=== Dataset entries ===

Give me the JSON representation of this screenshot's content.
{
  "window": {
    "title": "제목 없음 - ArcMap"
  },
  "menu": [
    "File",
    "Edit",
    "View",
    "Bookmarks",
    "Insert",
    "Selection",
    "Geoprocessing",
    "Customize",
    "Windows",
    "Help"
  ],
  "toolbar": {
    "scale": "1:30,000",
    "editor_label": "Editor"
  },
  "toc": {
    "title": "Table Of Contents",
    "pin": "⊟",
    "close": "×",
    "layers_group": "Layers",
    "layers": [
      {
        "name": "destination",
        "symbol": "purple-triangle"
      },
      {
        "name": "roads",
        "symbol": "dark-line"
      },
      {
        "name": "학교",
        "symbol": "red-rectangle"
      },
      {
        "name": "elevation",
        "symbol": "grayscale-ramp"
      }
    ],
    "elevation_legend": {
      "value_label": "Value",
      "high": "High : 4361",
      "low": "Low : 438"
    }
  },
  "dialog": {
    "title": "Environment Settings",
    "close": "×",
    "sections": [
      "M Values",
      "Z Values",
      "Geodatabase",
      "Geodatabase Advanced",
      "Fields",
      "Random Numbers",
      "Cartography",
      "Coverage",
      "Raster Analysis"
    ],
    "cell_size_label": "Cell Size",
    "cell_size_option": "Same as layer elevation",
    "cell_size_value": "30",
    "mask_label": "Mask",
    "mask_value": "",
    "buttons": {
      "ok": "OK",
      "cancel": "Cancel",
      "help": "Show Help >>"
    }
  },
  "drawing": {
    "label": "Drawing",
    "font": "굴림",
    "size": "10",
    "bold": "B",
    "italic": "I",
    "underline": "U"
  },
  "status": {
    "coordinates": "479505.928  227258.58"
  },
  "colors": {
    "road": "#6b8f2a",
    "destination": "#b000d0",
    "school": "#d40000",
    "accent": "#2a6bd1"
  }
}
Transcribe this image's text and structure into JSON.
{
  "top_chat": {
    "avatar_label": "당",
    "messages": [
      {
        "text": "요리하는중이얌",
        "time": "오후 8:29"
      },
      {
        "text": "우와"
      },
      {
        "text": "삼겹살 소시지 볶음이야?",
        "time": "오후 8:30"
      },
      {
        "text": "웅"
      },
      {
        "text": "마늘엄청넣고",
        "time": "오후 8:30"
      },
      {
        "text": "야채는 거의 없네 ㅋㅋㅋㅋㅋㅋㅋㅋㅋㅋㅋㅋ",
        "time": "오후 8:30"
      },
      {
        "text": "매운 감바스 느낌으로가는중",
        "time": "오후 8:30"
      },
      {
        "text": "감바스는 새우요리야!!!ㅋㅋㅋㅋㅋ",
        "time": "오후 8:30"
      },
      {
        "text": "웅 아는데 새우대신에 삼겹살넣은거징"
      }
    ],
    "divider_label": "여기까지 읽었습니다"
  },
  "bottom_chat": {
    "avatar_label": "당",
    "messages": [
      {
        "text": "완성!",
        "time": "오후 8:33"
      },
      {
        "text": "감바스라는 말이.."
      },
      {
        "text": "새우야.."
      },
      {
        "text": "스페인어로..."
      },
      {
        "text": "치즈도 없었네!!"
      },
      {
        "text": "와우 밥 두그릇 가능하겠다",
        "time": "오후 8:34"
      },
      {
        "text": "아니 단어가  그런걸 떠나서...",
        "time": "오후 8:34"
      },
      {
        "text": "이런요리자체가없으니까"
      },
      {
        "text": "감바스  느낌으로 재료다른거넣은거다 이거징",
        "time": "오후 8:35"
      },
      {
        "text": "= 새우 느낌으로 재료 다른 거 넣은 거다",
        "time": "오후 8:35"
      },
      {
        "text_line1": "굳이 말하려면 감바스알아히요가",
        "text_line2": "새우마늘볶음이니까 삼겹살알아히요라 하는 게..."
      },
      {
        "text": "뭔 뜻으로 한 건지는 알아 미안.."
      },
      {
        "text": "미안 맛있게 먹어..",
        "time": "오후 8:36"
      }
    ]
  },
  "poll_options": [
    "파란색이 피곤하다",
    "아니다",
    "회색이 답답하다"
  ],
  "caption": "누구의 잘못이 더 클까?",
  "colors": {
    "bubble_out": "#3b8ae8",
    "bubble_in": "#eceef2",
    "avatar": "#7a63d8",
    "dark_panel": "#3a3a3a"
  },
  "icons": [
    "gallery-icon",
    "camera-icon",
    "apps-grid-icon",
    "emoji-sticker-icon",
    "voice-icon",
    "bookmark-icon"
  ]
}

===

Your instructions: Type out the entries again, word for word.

Output of the exercise:
Give me the JSON representation of this screenshot's content.
{
  "window": {
    "title": "제목 없음 - ArcMap"
  },
  "menu": [
    "File",
    "Edit",
    "View",
    "Bookmarks",
    "Insert",
    "Selection",
    "Geoprocessing",
    "Customize",
    "Windows",
    "Help"
  ],
  "toolbar": {
    "scale": "1:30,000",
    "editor_label": "Editor"
  },
  "toc": {
    "title": "Table Of Contents",
    "pin": "⊟",
    "close": "×",
    "layers_group": "Layers",
    "layers": [
      {
        "name": "destination",
        "symbol": "purple-triangle"
      },
      {
        "name": "roads",
        "symbol": "dark-line"
      },
      {
        "name": "학교",
        "symbol": "red-rectangle"
      },
      {
        "name": "elevation",
        "symbol": "grayscale-ramp"
      }
    ],
    "elevation_legend": {
      "value_label": "Value",
      "high": "High : 4361",
      "low": "Low : 438"
    }
  },
  "dialog": {
    "title": "Environment Settings",
    "close": "×",
    "sections": [
      "M Values",
      "Z Values",
      "Geodatabase",
      "Geodatabase Advanced",
      "Fields",
      "Random Numbers",
      "Cartography",
      "Coverage",
      "Raster Analysis"
    ],
    "cell_size_label": "Cell Size",
    "cell_size_option": "Same as layer elevation",
    "cell_size_value": "30",
    "mask_label": "Mask",
    "mask_value": "",
    "buttons": {
      "ok": "OK",
      "cancel": "Cancel",
      "help": "Show Help >>"
    }
  },
  "drawing": {
    "label": "Drawing",
    "font": "굴림",
    "size": "10",
    "bold": "B",
    "italic": "I",
    "underline": "U"
  },
  "status": {
    "coordinates": "479505.928  227258.58"
  },
  "colors": {
    "road": "#6b8f2a",
    "destination": "#b000d0",
    "school": "#d40000",
    "accent": "#2a6bd1"
  }
}
Transcribe this image's text and structure into JSON.
{
  "top_chat": {
    "avatar_label": "당",
    "messages": [
      {
        "text": "요리하는중이얌",
        "time": "오후 8:29"
      },
      {
        "text": "우와"
      },
      {
        "text": "삼겹살 소시지 볶음이야?",
        "time": "오후 8:30"
      },
      {
        "text": "웅"
      },
      {
        "text": "마늘엄청넣고",
        "time": "오후 8:30"
      },
      {
        "text": "야채는 거의 없네 ㅋㅋㅋㅋㅋㅋㅋㅋㅋㅋㅋㅋ",
        "time": "오후 8:30"
      },
      {
        "text": "매운 감바스 느낌으로가는중",
        "time": "오후 8:30"
      },
      {
        "text": "감바스는 새우요리야!!!ㅋㅋㅋㅋㅋ",
        "time": "오후 8:30"
      },
      {
        "text": "웅 아는데 새우대신에 삼겹살넣은거징"
      }
    ],
    "divider_label": "여기까지 읽었습니다"
  },
  "bottom_chat": {
    "avatar_label": "당",
    "messages": [
      {
        "text": "완성!",
        "time": "오후 8:33"
      },
      {
        "text": "감바스라는 말이.."
      },
      {
        "text": "새우야.."
      },
      {
        "text": "스페인어로..."
      },
      {
        "text": "치즈도 없었네!!"
      },
      {
        "text": "와우 밥 두그릇 가능하겠다",
        "time": "오후 8:34"
      },
      {
        "text": "아니 단어가  그런걸 떠나서...",
        "time": "오후 8:34"
      },
      {
        "text": "이런요리자체가없으니까"
      },
      {
        "text": "감바스  느낌으로 재료다른거넣은거다 이거징",
        "time": "오후 8:35"
      },
      {
        "text": "= 새우 느낌으로 재료 다른 거 넣은 거다",
        "time": "오후 8:35"
      },
      {
        "text_line1": "굳이 말하려면 감바스알아히요가",
        "text_line2": "새우마늘볶음이니까 삼겹살알아히요라 하는 게..."
      },
      {
        "text": "뭔 뜻으로 한 건지는 알아 미안.."
      },
      {
        "text": "미안 맛있게 먹어..",
        "time": "오후 8:36"
      }
    ]
  },
  "poll_options": [
    "파란색이 피곤하다",
    "아니다",
    "회색이 답답하다"
  ],
  "caption": "누구의 잘못이 더 클까?",
  "colors": {
    "bubble_out": "#3b8ae8",
    "bubble_in": "#eceef2",
    "avatar": "#7a63d8",
    "dark_panel": "#3a3a3a"
  },
  "icons": [
    "gallery-icon",
    "camera-icon",
    "apps-grid-icon",
    "emoji-sticker-icon",
    "voice-icon",
    "bookmark-icon"
  ]
}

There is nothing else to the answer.